What is being asked —
Skip the pictures and return every entry exactly as written.

[[ Material provided, beginning ]]

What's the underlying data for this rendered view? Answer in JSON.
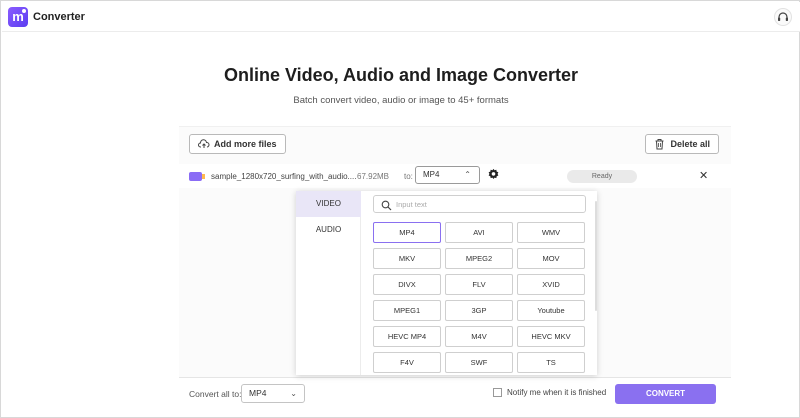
{
  "app": {
    "name": "Converter"
  },
  "hero": {
    "title": "Online Video, Audio and Image Converter",
    "subtitle": "Batch convert video, audio or image to 45+ formats"
  },
  "toolbar": {
    "add_files_label": "Add more files",
    "delete_all_label": "Delete all"
  },
  "file": {
    "name": "sample_1280x720_surfing_with_audio....",
    "size": "67.92MB",
    "to_label": "to:",
    "format": "MP4",
    "status": "Ready"
  },
  "dropdown": {
    "categories": [
      "VIDEO",
      "AUDIO"
    ],
    "active_category": "VIDEO",
    "search_placeholder": "Input text",
    "formats": [
      "MP4",
      "AVI",
      "WMV",
      "MKV",
      "MPEG2",
      "MOV",
      "DIVX",
      "FLV",
      "XVID",
      "MPEG1",
      "3GP",
      "Youtube",
      "HEVC MP4",
      "M4V",
      "HEVC MKV",
      "F4V",
      "SWF",
      "TS"
    ],
    "selected_format": "MP4"
  },
  "bottom_bar": {
    "convert_all_label": "Convert all to:",
    "convert_all_value": "MP4",
    "notify_label": "Notify me when it is finished",
    "convert_label": "CONVERT"
  },
  "colors": {
    "accent": "#8a70f0",
    "brand": "#5b3df0"
  },
  "icons": {
    "logo": "app-logo",
    "support": "headset-icon",
    "add_files": "cloud-upload-icon",
    "delete": "trash-icon",
    "settings": "gear-icon",
    "close": "close-icon",
    "search": "search-icon"
  }
}
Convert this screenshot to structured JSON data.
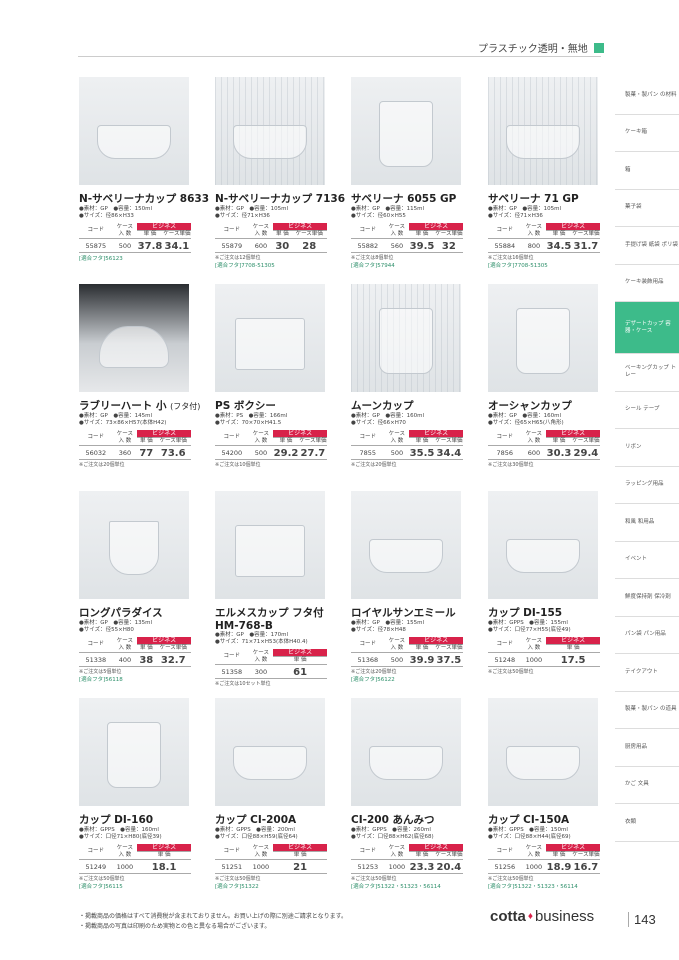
{
  "header": {
    "title": "プラスチック透明・無地"
  },
  "labels": {
    "code": "コード",
    "case_line1": "ケース",
    "case_line2": "入 数",
    "business": "ビジネス",
    "unit": "単 価",
    "case_unit": "ケース単価"
  },
  "products": [
    {
      "name": "N-サベリーナカップ 8633",
      "spec1": "●素材：GP　●容量：150ml",
      "spec2": "●サイズ：径86×H33",
      "code": "55875",
      "case": "500",
      "price1": "37.8",
      "price2": "34.1",
      "note": "",
      "fit": "[適合フタ]56123"
    },
    {
      "name": "N-サベリーナカップ 7136",
      "spec1": "●素材：GP　●容量：105ml",
      "spec2": "●サイズ：径71×H36",
      "code": "55879",
      "case": "600",
      "price1": "30",
      "price2": "28",
      "note": "※ご注文は12個単位",
      "fit": "[適合フタ]7708-51305"
    },
    {
      "name": "サベリーナ 6055 GP",
      "spec1": "●素材：GP　●容量：115ml",
      "spec2": "●サイズ：径60×H55",
      "code": "55882",
      "case": "560",
      "price1": "39.5",
      "price2": "32",
      "note": "※ご注文は8個単位",
      "fit": "[適合フタ]57944"
    },
    {
      "name": "サベリーナ 71 GP",
      "spec1": "●素材：GP　●容量：105ml",
      "spec2": "●サイズ：径71×H36",
      "code": "55884",
      "case": "800",
      "price1": "34.5",
      "price2": "31.7",
      "note": "※ご注文は16個単位",
      "fit": "[適合フタ]7708-51305"
    },
    {
      "name": "ラブリーハート 小",
      "sub": "(フタ付)",
      "spec1": "●素材：GP　●容量：145ml",
      "spec2": "●サイズ：73×86×H57(本体H42)",
      "code": "56032",
      "case": "360",
      "price1": "77",
      "price2": "73.6",
      "note": "※ご注文は20個単位",
      "fit": ""
    },
    {
      "name": "PS ボクシー",
      "spec1": "●素材：PS　●容量：166ml",
      "spec2": "●サイズ：70×70×H41.5",
      "code": "54200",
      "case": "500",
      "price1": "29.2",
      "price2": "27.7",
      "note": "※ご注文は10個単位",
      "fit": ""
    },
    {
      "name": "ムーンカップ",
      "spec1": "●素材：GP　●容量：160ml",
      "spec2": "●サイズ：径66×H70",
      "code": "7855",
      "case": "500",
      "price1": "35.5",
      "price2": "34.4",
      "note": "※ご注文は20個単位",
      "fit": ""
    },
    {
      "name": "オーシャンカップ",
      "spec1": "●素材：GP　●容量：160ml",
      "spec2": "●サイズ：径65×H65(八角形)",
      "code": "7856",
      "case": "600",
      "price1": "30.3",
      "price2": "29.4",
      "note": "※ご注文は30個単位",
      "fit": ""
    },
    {
      "name": "ロングパラダイス",
      "spec1": "●素材：GP　●容量：135ml",
      "spec2": "●サイズ：径55×H80",
      "code": "51338",
      "case": "400",
      "price1": "38",
      "price2": "32.7",
      "note": "※ご注文は5個単位",
      "fit": "[適合フタ]56118"
    },
    {
      "name": "エルメスカップ フタ付",
      "name2": "HM-768-B",
      "spec1": "●素材：GP　●容量：170ml",
      "spec2": "●サイズ：71×71×H53(本体H40.4)",
      "code": "51358",
      "case": "300",
      "price1": "61",
      "price2": "",
      "note": "※ご注文は10セット単位",
      "fit": ""
    },
    {
      "name": "ロイヤルサンエミール",
      "spec1": "●素材：GP　●容量：155ml",
      "spec2": "●サイズ：径78×H48",
      "code": "51368",
      "case": "500",
      "price1": "39.9",
      "price2": "37.5",
      "note": "※ご注文は20個単位",
      "fit": "[適合フタ]56122"
    },
    {
      "name": "カップ DI-155",
      "spec1": "●素材：GPPS　●容量：155ml",
      "spec2": "●サイズ：口径77×H55(底径49)",
      "code": "51248",
      "case": "1000",
      "price1": "17.5",
      "price2": "",
      "note": "※ご注文は50個単位",
      "fit": ""
    },
    {
      "name": "カップ DI-160",
      "spec1": "●素材：GPPS　●容量：160ml",
      "spec2": "●サイズ：口径71×H80(底径39)",
      "code": "51249",
      "case": "1000",
      "price1": "18.1",
      "price2": "",
      "note": "※ご注文は50個単位",
      "fit": "[適合フタ]56115"
    },
    {
      "name": "カップ CI-200A",
      "spec1": "●素材：GPPS　●容量：200ml",
      "spec2": "●サイズ：口径88×H59(底径64)",
      "code": "51251",
      "case": "1000",
      "price1": "21",
      "price2": "",
      "note": "※ご注文は50個単位",
      "fit": "[適合フタ]51322"
    },
    {
      "name": "CI-200 あんみつ",
      "spec1": "●素材：GPPS　●容量：260ml",
      "spec2": "●サイズ：口径88×H62(底径68)",
      "code": "51253",
      "case": "1000",
      "price1": "23.3",
      "price2": "20.4",
      "note": "※ご注文は50個単位",
      "fit": "[適合フタ]51322・51323・56114"
    },
    {
      "name": "カップ CI-150A",
      "spec1": "●素材：GPPS　●容量：150ml",
      "spec2": "●サイズ：口径88×H44(底径69)",
      "code": "51256",
      "case": "1000",
      "price1": "18.9",
      "price2": "16.7",
      "note": "※ご注文は50個単位",
      "fit": "[適合フタ]51322・51323・56114"
    }
  ],
  "sidebar": [
    "製菓・製パン の材料",
    "ケーキ箱",
    "箱",
    "菓子袋",
    "手提げ袋 紙袋 ポリ袋",
    "ケーキ装飾用品",
    "デザートカップ 容器・ケース",
    "ベーキングカップ トレー",
    "シール テープ",
    "リボン",
    "ラッピング用品",
    "和風 和用品",
    "イベント",
    "鮮度保持剤 保冷剤",
    "パン袋 パン用品",
    "テイクアウト",
    "製菓・製パン の道具",
    "厨房用品",
    "かご 文具",
    "衣類"
  ],
  "footer": {
    "note1": "・掲載商品の価格はすべて消費税が含まれておりません。お買い上げの際に別途ご請求となります。",
    "note2": "・掲載商品の写真は印刷のため実物との色と異なる場合がございます。",
    "brand1": "cotta",
    "brand2": "business",
    "page": "143"
  }
}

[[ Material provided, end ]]

Your solution —
What's the underlying data for this rendered view? Answer in JSON.
{
  "app": {
    "name": "Converter"
  },
  "hero": {
    "title": "Online Video, Audio and Image Converter",
    "subtitle": "Batch convert video, audio or image to 45+ formats"
  },
  "toolbar": {
    "add_files_label": "Add more files",
    "delete_all_label": "Delete all"
  },
  "file": {
    "name": "sample_1280x720_surfing_with_audio....",
    "size": "67.92MB",
    "to_label": "to:",
    "format": "MP4",
    "status": "Ready"
  },
  "dropdown": {
    "categories": [
      "VIDEO",
      "AUDIO"
    ],
    "active_category": "VIDEO",
    "search_placeholder": "Input text",
    "formats": [
      "MP4",
      "AVI",
      "WMV",
      "MKV",
      "MPEG2",
      "MOV",
      "DIVX",
      "FLV",
      "XVID",
      "MPEG1",
      "3GP",
      "Youtube",
      "HEVC MP4",
      "M4V",
      "HEVC MKV",
      "F4V",
      "SWF",
      "TS"
    ],
    "selected_format": "MP4"
  },
  "bottom_bar": {
    "convert_all_label": "Convert all to:",
    "convert_all_value": "MP4",
    "notify_label": "Notify me when it is finished",
    "convert_label": "CONVERT"
  },
  "colors": {
    "accent": "#8a70f0",
    "brand": "#5b3df0"
  },
  "icons": {
    "logo": "app-logo",
    "support": "headset-icon",
    "add_files": "cloud-upload-icon",
    "delete": "trash-icon",
    "settings": "gear-icon",
    "close": "close-icon",
    "search": "search-icon"
  }
}
Convert this screenshot to structured JSON data.
{
  "header": {
    "title": "プラスチック透明・無地"
  },
  "labels": {
    "code": "コード",
    "case_line1": "ケース",
    "case_line2": "入 数",
    "business": "ビジネス",
    "unit": "単 価",
    "case_unit": "ケース単価"
  },
  "products": [
    {
      "name": "N-サベリーナカップ 8633",
      "spec1": "●素材：GP　●容量：150ml",
      "spec2": "●サイズ：径86×H33",
      "code": "55875",
      "case": "500",
      "price1": "37.8",
      "price2": "34.1",
      "note": "",
      "fit": "[適合フタ]56123"
    },
    {
      "name": "N-サベリーナカップ 7136",
      "spec1": "●素材：GP　●容量：105ml",
      "spec2": "●サイズ：径71×H36",
      "code": "55879",
      "case": "600",
      "price1": "30",
      "price2": "28",
      "note": "※ご注文は12個単位",
      "fit": "[適合フタ]7708-51305"
    },
    {
      "name": "サベリーナ 6055 GP",
      "spec1": "●素材：GP　●容量：115ml",
      "spec2": "●サイズ：径60×H55",
      "code": "55882",
      "case": "560",
      "price1": "39.5",
      "price2": "32",
      "note": "※ご注文は8個単位",
      "fit": "[適合フタ]57944"
    },
    {
      "name": "サベリーナ 71 GP",
      "spec1": "●素材：GP　●容量：105ml",
      "spec2": "●サイズ：径71×H36",
      "code": "55884",
      "case": "800",
      "price1": "34.5",
      "price2": "31.7",
      "note": "※ご注文は16個単位",
      "fit": "[適合フタ]7708-51305"
    },
    {
      "name": "ラブリーハート 小",
      "sub": "(フタ付)",
      "spec1": "●素材：GP　●容量：145ml",
      "spec2": "●サイズ：73×86×H57(本体H42)",
      "code": "56032",
      "case": "360",
      "price1": "77",
      "price2": "73.6",
      "note": "※ご注文は20個単位",
      "fit": ""
    },
    {
      "name": "PS ボクシー",
      "spec1": "●素材：PS　●容量：166ml",
      "spec2": "●サイズ：70×70×H41.5",
      "code": "54200",
      "case": "500",
      "price1": "29.2",
      "price2": "27.7",
      "note": "※ご注文は10個単位",
      "fit": ""
    },
    {
      "name": "ムーンカップ",
      "spec1": "●素材：GP　●容量：160ml",
      "spec2": "●サイズ：径66×H70",
      "code": "7855",
      "case": "500",
      "price1": "35.5",
      "price2": "34.4",
      "note": "※ご注文は20個単位",
      "fit": ""
    },
    {
      "name": "オーシャンカップ",
      "spec1": "●素材：GP　●容量：160ml",
      "spec2": "●サイズ：径65×H65(八角形)",
      "code": "7856",
      "case": "600",
      "price1": "30.3",
      "price2": "29.4",
      "note": "※ご注文は30個単位",
      "fit": ""
    },
    {
      "name": "ロングパラダイス",
      "spec1": "●素材：GP　●容量：135ml",
      "spec2": "●サイズ：径55×H80",
      "code": "51338",
      "case": "400",
      "price1": "38",
      "price2": "32.7",
      "note": "※ご注文は5個単位",
      "fit": "[適合フタ]56118"
    },
    {
      "name": "エルメスカップ フタ付",
      "name2": "HM-768-B",
      "spec1": "●素材：GP　●容量：170ml",
      "spec2": "●サイズ：71×71×H53(本体H40.4)",
      "code": "51358",
      "case": "300",
      "price1": "61",
      "price2": "",
      "note": "※ご注文は10セット単位",
      "fit": ""
    },
    {
      "name": "ロイヤルサンエミール",
      "spec1": "●素材：GP　●容量：155ml",
      "spec2": "●サイズ：径78×H48",
      "code": "51368",
      "case": "500",
      "price1": "39.9",
      "price2": "37.5",
      "note": "※ご注文は20個単位",
      "fit": "[適合フタ]56122"
    },
    {
      "name": "カップ DI-155",
      "spec1": "●素材：GPPS　●容量：155ml",
      "spec2": "●サイズ：口径77×H55(底径49)",
      "code": "51248",
      "case": "1000",
      "price1": "17.5",
      "price2": "",
      "note": "※ご注文は50個単位",
      "fit": ""
    },
    {
      "name": "カップ DI-160",
      "spec1": "●素材：GPPS　●容量：160ml",
      "spec2": "●サイズ：口径71×H80(底径39)",
      "code": "51249",
      "case": "1000",
      "price1": "18.1",
      "price2": "",
      "note": "※ご注文は50個単位",
      "fit": "[適合フタ]56115"
    },
    {
      "name": "カップ CI-200A",
      "spec1": "●素材：GPPS　●容量：200ml",
      "spec2": "●サイズ：口径88×H59(底径64)",
      "code": "51251",
      "case": "1000",
      "price1": "21",
      "price2": "",
      "note": "※ご注文は50個単位",
      "fit": "[適合フタ]51322"
    },
    {
      "name": "CI-200 あんみつ",
      "spec1": "●素材：GPPS　●容量：260ml",
      "spec2": "●サイズ：口径88×H62(底径68)",
      "code": "51253",
      "case": "1000",
      "price1": "23.3",
      "price2": "20.4",
      "note": "※ご注文は50個単位",
      "fit": "[適合フタ]51322・51323・56114"
    },
    {
      "name": "カップ CI-150A",
      "spec1": "●素材：GPPS　●容量：150ml",
      "spec2": "●サイズ：口径88×H44(底径69)",
      "code": "51256",
      "case": "1000",
      "price1": "18.9",
      "price2": "16.7",
      "note": "※ご注文は50個単位",
      "fit": "[適合フタ]51322・51323・56114"
    }
  ],
  "sidebar": [
    "製菓・製パン の材料",
    "ケーキ箱",
    "箱",
    "菓子袋",
    "手提げ袋 紙袋 ポリ袋",
    "ケーキ装飾用品",
    "デザートカップ 容器・ケース",
    "ベーキングカップ トレー",
    "シール テープ",
    "リボン",
    "ラッピング用品",
    "和風 和用品",
    "イベント",
    "鮮度保持剤 保冷剤",
    "パン袋 パン用品",
    "テイクアウト",
    "製菓・製パン の道具",
    "厨房用品",
    "かご 文具",
    "衣類"
  ],
  "footer": {
    "note1": "・掲載商品の価格はすべて消費税が含まれておりません。お買い上げの際に別途ご請求となります。",
    "note2": "・掲載商品の写真は印刷のため実物との色と異なる場合がございます。",
    "brand1": "cotta",
    "brand2": "business",
    "page": "143"
  }
}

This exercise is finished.